### WORK TO COMPLETE:
Show each line from the listing that includes the word "title".

### SOURCE MATERIAL:
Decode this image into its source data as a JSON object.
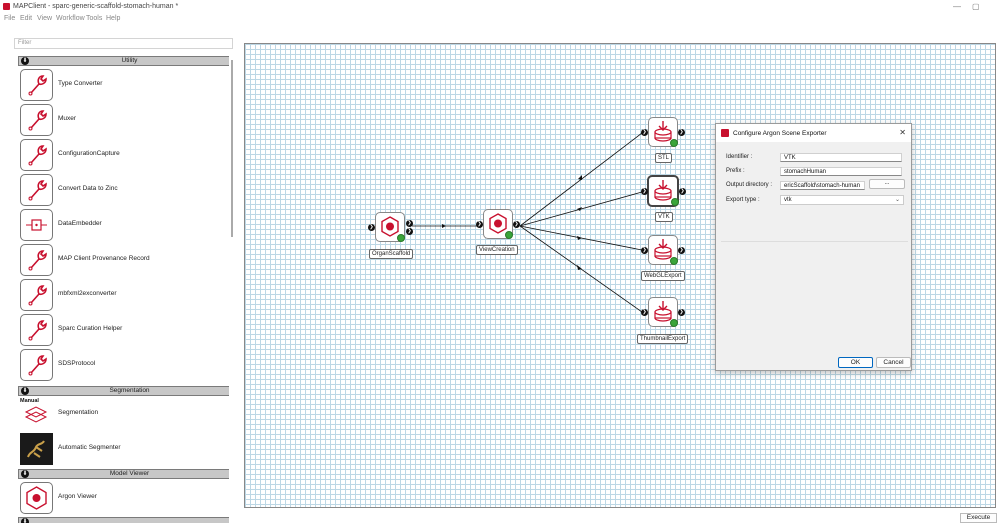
{
  "window": {
    "title": "MAPClient - sparc-generic-scaffold-stomach-human *",
    "minimize": "—",
    "maximize": "▢"
  },
  "menu": [
    "File",
    "Edit",
    "View",
    "Workflow",
    "Tools",
    "Help"
  ],
  "filter": {
    "placeholder": "Filter"
  },
  "categories": [
    {
      "name": "Utility",
      "items": [
        "Type Converter",
        "Muxer",
        "ConfigurationCapture",
        "Convert Data to Zinc",
        "DataEmbedder",
        "MAP Client Provenance Record",
        "mbfxml2exconverter",
        "Sparc Curation Helper",
        "SDSProtocol"
      ]
    },
    {
      "name": "Segmentation",
      "items": [
        "Segmentation",
        "Automatic Segmenter"
      ],
      "icon_text": "Manual"
    },
    {
      "name": "Model Viewer",
      "items": [
        "Argon Viewer"
      ]
    },
    {
      "name": ""
    }
  ],
  "workflow": {
    "nodes": [
      {
        "label": "OrganScaffold"
      },
      {
        "label": "ViewCreation"
      },
      {
        "label": "STL"
      },
      {
        "label": "VTK"
      },
      {
        "label": "WebGLExport"
      },
      {
        "label": "ThumbnailExport"
      }
    ],
    "port_symbol": "❯"
  },
  "dialog": {
    "title": "Configure Argon Scene Exporter",
    "close": "✕",
    "identifier_label": "Identifier :",
    "identifier_value": "VTK",
    "prefix_label": "Prefix :",
    "prefix_value": "stomachHuman",
    "output_label": "Output directory :",
    "output_value": "ericScaffold\\stomach-human",
    "browse_label": "...",
    "export_type_label": "Export type :",
    "export_type_value": "vtk",
    "ok_label": "OK",
    "cancel_label": "Cancel"
  },
  "execute_label": "Execute",
  "colors": {
    "accent": "#c8102e",
    "grid": "#bcd7e5",
    "status_ok": "#3aa53a"
  }
}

### EXERCISE SOLUTION:
    "title": "MAPClient - sparc-generic-scaffold-stomach-human *",
    "title": "Configure Argon Scene Exporter",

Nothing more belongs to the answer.